ASIC said that, from 1 July 2016, “accountants must hold a limited Australian financial services (AFS) licence or be an authorised representative of a licence-holder or licensee in order to provide financial product advice on self-managed superannuation funds (SMSFs)”.
“Since 1 July 2013, accountants have been able to apply for the new limited AFS licence or become an authorised representative.”
The regulator previously warned that failing to lodge an application that met ASIC’s requirements by 1 March 2016 would mean there was a “significant risk” that the application would not be assessed and approved by 30 June 2016.
ASIC is now writing to applicants who have applied for limited AFSLs since 1 March 2016, “advising them that they should prepare for the contingency that their applications may not be assessed and approved by ASIC by 30 June 2016.”

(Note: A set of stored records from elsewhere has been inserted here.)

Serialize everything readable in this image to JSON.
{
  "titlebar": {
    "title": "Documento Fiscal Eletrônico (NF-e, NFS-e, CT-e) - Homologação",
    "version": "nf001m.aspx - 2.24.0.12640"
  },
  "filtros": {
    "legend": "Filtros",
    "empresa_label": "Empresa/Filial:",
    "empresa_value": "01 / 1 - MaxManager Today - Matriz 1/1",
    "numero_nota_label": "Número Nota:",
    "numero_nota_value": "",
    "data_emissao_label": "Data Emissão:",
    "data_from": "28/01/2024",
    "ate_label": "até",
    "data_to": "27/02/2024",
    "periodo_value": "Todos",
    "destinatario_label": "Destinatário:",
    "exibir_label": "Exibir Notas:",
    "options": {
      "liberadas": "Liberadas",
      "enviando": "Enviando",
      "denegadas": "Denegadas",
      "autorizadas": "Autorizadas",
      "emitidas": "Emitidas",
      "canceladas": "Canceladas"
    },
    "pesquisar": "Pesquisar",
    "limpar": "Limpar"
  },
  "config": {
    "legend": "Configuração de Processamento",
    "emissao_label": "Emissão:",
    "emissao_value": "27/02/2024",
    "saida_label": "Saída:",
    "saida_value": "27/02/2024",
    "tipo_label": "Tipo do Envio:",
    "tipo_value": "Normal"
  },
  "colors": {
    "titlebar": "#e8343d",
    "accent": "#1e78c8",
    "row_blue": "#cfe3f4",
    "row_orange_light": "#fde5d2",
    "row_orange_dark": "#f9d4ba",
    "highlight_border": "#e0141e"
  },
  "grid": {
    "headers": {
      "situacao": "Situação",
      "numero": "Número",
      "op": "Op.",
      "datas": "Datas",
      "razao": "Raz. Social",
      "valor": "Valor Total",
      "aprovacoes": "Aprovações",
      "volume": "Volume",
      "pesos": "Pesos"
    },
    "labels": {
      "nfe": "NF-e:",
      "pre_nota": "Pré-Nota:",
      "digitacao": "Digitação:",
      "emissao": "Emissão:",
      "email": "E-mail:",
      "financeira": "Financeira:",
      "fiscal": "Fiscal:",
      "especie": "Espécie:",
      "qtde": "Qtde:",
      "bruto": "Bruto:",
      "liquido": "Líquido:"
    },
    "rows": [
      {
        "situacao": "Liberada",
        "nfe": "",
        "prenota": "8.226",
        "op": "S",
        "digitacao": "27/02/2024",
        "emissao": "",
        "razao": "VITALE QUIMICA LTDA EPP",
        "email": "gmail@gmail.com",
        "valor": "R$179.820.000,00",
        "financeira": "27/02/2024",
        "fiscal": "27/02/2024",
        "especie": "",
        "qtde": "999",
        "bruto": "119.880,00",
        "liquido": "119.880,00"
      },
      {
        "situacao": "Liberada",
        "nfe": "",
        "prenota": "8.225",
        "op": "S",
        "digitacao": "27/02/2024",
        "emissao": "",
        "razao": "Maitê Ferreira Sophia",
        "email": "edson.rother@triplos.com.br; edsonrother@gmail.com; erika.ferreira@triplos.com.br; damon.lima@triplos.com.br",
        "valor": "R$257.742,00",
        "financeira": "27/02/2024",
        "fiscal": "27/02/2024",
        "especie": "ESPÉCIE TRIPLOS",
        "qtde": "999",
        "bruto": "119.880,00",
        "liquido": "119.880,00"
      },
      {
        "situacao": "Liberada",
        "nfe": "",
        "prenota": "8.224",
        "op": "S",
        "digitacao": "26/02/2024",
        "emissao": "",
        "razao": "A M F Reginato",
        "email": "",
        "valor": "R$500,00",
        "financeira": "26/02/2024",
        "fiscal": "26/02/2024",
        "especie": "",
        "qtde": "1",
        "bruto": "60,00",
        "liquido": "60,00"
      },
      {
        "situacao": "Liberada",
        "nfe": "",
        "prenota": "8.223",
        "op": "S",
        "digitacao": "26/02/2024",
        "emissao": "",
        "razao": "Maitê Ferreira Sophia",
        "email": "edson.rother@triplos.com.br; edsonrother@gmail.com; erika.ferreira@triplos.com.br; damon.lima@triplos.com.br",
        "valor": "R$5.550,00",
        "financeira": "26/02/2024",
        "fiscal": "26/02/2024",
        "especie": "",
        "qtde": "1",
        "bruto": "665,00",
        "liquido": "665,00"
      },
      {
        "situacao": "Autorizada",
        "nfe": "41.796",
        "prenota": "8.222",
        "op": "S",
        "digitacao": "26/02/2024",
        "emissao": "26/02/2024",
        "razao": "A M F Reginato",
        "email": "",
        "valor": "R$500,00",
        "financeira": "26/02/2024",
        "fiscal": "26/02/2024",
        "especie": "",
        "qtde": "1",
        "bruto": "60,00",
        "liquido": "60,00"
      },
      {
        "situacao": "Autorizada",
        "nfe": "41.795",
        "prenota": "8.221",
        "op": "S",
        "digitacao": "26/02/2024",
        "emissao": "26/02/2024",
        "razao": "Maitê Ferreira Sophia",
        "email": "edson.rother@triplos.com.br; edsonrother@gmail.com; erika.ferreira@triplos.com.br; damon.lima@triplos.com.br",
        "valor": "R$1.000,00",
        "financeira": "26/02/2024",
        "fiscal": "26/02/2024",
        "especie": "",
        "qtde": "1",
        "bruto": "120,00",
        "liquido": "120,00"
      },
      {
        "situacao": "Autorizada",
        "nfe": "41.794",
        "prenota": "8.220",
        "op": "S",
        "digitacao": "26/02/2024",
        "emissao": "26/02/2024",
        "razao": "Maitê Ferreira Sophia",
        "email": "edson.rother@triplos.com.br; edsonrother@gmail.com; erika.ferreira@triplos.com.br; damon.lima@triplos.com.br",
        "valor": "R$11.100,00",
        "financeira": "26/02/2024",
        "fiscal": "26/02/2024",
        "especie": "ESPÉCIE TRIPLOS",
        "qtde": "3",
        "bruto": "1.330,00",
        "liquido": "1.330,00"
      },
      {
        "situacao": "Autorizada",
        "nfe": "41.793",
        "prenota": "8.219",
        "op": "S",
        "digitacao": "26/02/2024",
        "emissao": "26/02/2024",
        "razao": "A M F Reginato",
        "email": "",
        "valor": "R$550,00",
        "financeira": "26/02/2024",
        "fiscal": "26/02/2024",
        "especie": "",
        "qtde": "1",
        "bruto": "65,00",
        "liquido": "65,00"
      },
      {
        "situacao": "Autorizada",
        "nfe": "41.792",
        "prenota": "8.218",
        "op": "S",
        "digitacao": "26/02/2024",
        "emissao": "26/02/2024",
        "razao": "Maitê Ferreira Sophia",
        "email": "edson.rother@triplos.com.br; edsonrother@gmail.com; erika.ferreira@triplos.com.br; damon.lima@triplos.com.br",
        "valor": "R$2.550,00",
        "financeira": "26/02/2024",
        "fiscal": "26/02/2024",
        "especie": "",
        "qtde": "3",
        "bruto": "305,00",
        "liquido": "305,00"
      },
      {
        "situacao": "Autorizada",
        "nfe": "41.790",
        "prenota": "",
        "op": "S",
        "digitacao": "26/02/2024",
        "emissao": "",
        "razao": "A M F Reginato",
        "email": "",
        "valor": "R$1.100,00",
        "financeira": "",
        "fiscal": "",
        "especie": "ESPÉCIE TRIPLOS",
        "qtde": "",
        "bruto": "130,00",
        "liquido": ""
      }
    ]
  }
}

“In cases where ASIC has received an application but has not granted a licence by then, the applicant will not be able to provide SMSF-related financial advice and dealing services. They will not be able to give such advice until they are granted a licence or they become an authorised representative of a licensee.”
ASIC said it is currently assessing over 300 applications for limited AFSLs.
“The time it will take to assess these applications will depend on the quality of the applications, as well as the other work ASIC’s licensing team is undertaking.”
ASIC Senior Executive Leader, Assessment & Intelligence, Warren Day said accountants that gave unlicensed advice risked regulatory action.
“Providing unlicensed financial services is a criminal offence,” he said.